September 24, 2001
A Jehovah’s Witness minister convicted of killing his pregnant wife in 1997 has fallen in love while on prison work release and remarried in Brisbane on Saturday.
Ian Reilly was convicted of the manslaughter of his wife Sylvia but has protested his innocence.
Reilly’s family and Sylvia’s family have claimed he was framed and wrongly convicted of the killing after Sylvia’s body was found in Lake Perseverance near Toowoomba on September 21, 1997.
Police have ruled out any link between Sylvia’s death and the stabbing murder of Leanne Kennedy by confessed Satanist Darren Maloney, who knew both women. Ms. Kennedy’s body was found on the day of Sylvia’s funeral.
The Watchtower tries to deny to the public that they “shun” former members except in cases where someone has committed a serious sin or has completely rejected “Jehovah’s organization.”
During the Australian Royal Commission hearings in 2015, Jehovah’s Witness elders and high-ranking officers continued to deny that the Watchtower’s actual policy requires former members to be “shunned” except for major sins and transgressions. They try to make it seem that every Jehovah’s Witness has the ability to decide whether to shun a loved one or friend who has run afoul of Watchtower rules and teachings.
In fact, they often describe the use of “shunning” in severe situations as “a loving provision” for those who have left (or been tossed out of) the fold. They ignore the psychological damage done to those people and the destruction of families by requiring no contact at allexcept for emergency situations and for necessary elder care. Continue reading “Court Rules: Jehovah’s Witnesses Can Shun Members”
The April 1, 1995 issue of The Watchtower contains an article entitled “How Christians Cope With Public Reproach.” This article claims that news media reports on the Witnesses are often biased and contain false or distorted information.

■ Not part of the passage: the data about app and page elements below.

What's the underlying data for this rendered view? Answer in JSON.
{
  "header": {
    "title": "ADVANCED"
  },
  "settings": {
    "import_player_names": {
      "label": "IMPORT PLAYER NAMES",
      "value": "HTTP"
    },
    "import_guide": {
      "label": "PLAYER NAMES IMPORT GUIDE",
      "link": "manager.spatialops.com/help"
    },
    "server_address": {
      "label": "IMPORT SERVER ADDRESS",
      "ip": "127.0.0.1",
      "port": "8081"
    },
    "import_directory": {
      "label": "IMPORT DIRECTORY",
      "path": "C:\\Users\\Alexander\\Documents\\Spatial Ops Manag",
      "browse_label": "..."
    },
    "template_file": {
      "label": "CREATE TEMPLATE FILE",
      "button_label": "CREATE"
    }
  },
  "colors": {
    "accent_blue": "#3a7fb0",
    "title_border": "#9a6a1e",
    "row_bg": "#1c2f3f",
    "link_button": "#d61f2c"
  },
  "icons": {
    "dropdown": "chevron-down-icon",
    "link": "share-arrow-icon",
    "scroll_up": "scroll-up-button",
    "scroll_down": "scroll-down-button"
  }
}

A typical comment about the press is found on page 27 of The Watchtower: “Many press reports that heap reproach on Jehovah’s Witnesses are an expression of this hatred.” In many cases the Jehovah’s Witness leaders advise Witnesses not to respond to such articles in case “The original untruth might thus receive even more publicity, or opposers may be handed further opportunity to get lies or slurs into print.”
The article counsels Jehovah’s Witnesses to, “Invite them [misinformed persons] to get firsthand information about Jehovah’s Witnesses, which enables them to see through false accusations. You could also use explanations published by the Watchtower Society that give details about the organization, its history, and its teachings.” A footnote is provided recommending three items of Watchtower literature. Two of these are pamphlets which offer just bare outlines of Jehovah’s Witness history and activity. Continue reading “Who Really Distorts The Facts of History?”